Omitting all images, give the entries that follow again exactly as they read.

[Provided data]
::::::
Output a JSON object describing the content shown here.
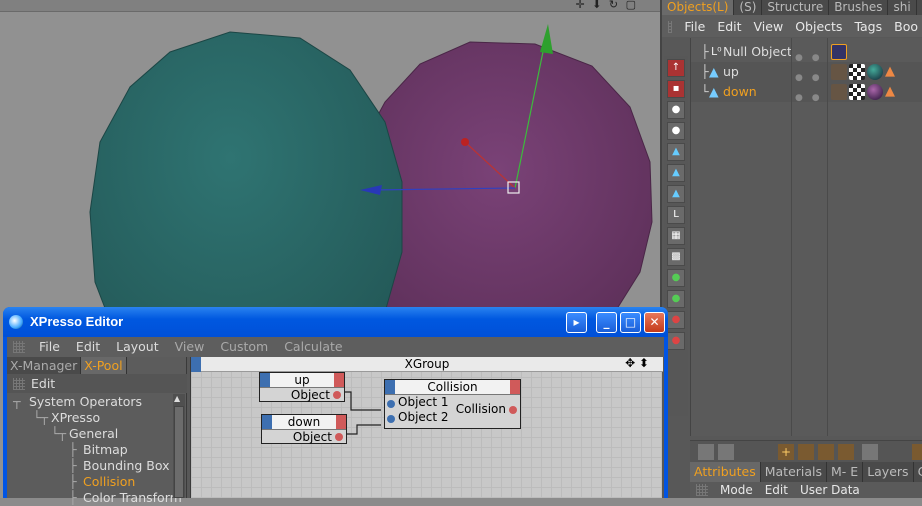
{
  "viewport": {
    "nav_icons": "✛ ⬇ ↻ ▢",
    "sphere_left_color": "#2b6a69",
    "sphere_right_color": "#6f3a6a"
  },
  "object_manager": {
    "tabs": [
      "Objects(L)",
      "(S)",
      "Structure",
      "Brushes",
      "shi"
    ],
    "menu": [
      "File",
      "Edit",
      "View",
      "Objects",
      "Tags",
      "Boo"
    ],
    "objects": [
      {
        "name": "Null Object",
        "icon": "null-object-icon",
        "selected": false
      },
      {
        "name": "up",
        "icon": "cone-icon",
        "selected": false
      },
      {
        "name": "down",
        "icon": "cone-icon",
        "selected": true
      }
    ],
    "attr_tabs": [
      "Attributes",
      "Materials",
      "M- E",
      "Layers",
      "Co"
    ],
    "attr_menu": [
      "Mode",
      "Edit",
      "User Data"
    ]
  },
  "xpresso": {
    "title": "XPresso Editor",
    "menu": [
      "File",
      "Edit",
      "Layout",
      "View",
      "Custom",
      "Calculate"
    ],
    "left_tabs": [
      "X-Manager",
      "X-Pool"
    ],
    "left_edit": "Edit",
    "tree": [
      {
        "label": "System Operators",
        "depth": 0,
        "selected": false
      },
      {
        "label": "XPresso",
        "depth": 1,
        "selected": false
      },
      {
        "label": "General",
        "depth": 2,
        "selected": false
      },
      {
        "label": "Bitmap",
        "depth": 3,
        "selected": false
      },
      {
        "label": "Bounding Box",
        "depth": 3,
        "selected": false
      },
      {
        "label": "Collision",
        "depth": 3,
        "selected": true
      },
      {
        "label": "Color Transform",
        "depth": 3,
        "selected": false
      }
    ],
    "graph_title": "XGroup",
    "nodes": {
      "up": {
        "title": "up",
        "port": "Object"
      },
      "down": {
        "title": "down",
        "port": "Object"
      },
      "collision": {
        "title": "Collision",
        "inputs": [
          "Object 1",
          "Object 2"
        ],
        "output": "Collision"
      }
    }
  },
  "colors": {
    "accent": "#f0a020",
    "xp_title": "#0058e0",
    "port_in": "#3d6fb0",
    "port_out": "#d05a5a"
  }
}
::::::
[Answer to the problem]
Output a JSON object describing the content shown here.
{
  "viewport": {
    "nav_icons": "✛ ⬇ ↻ ▢",
    "sphere_left_color": "#2b6a69",
    "sphere_right_color": "#6f3a6a"
  },
  "object_manager": {
    "tabs": [
      "Objects(L)",
      "(S)",
      "Structure",
      "Brushes",
      "shi"
    ],
    "menu": [
      "File",
      "Edit",
      "View",
      "Objects",
      "Tags",
      "Boo"
    ],
    "objects": [
      {
        "name": "Null Object",
        "icon": "null-object-icon",
        "selected": false
      },
      {
        "name": "up",
        "icon": "cone-icon",
        "selected": false
      },
      {
        "name": "down",
        "icon": "cone-icon",
        "selected": true
      }
    ],
    "attr_tabs": [
      "Attributes",
      "Materials",
      "M- E",
      "Layers",
      "Co"
    ],
    "attr_menu": [
      "Mode",
      "Edit",
      "User Data"
    ]
  },
  "xpresso": {
    "title": "XPresso Editor",
    "menu": [
      "File",
      "Edit",
      "Layout",
      "View",
      "Custom",
      "Calculate"
    ],
    "left_tabs": [
      "X-Manager",
      "X-Pool"
    ],
    "left_edit": "Edit",
    "tree": [
      {
        "label": "System Operators",
        "depth": 0,
        "selected": false
      },
      {
        "label": "XPresso",
        "depth": 1,
        "selected": false
      },
      {
        "label": "General",
        "depth": 2,
        "selected": false
      },
      {
        "label": "Bitmap",
        "depth": 3,
        "selected": false
      },
      {
        "label": "Bounding Box",
        "depth": 3,
        "selected": false
      },
      {
        "label": "Collision",
        "depth": 3,
        "selected": true
      },
      {
        "label": "Color Transform",
        "depth": 3,
        "selected": false
      }
    ],
    "graph_title": "XGroup",
    "nodes": {
      "up": {
        "title": "up",
        "port": "Object"
      },
      "down": {
        "title": "down",
        "port": "Object"
      },
      "collision": {
        "title": "Collision",
        "inputs": [
          "Object 1",
          "Object 2"
        ],
        "output": "Collision"
      }
    }
  },
  "colors": {
    "accent": "#f0a020",
    "xp_title": "#0058e0",
    "port_in": "#3d6fb0",
    "port_out": "#d05a5a"
  }
}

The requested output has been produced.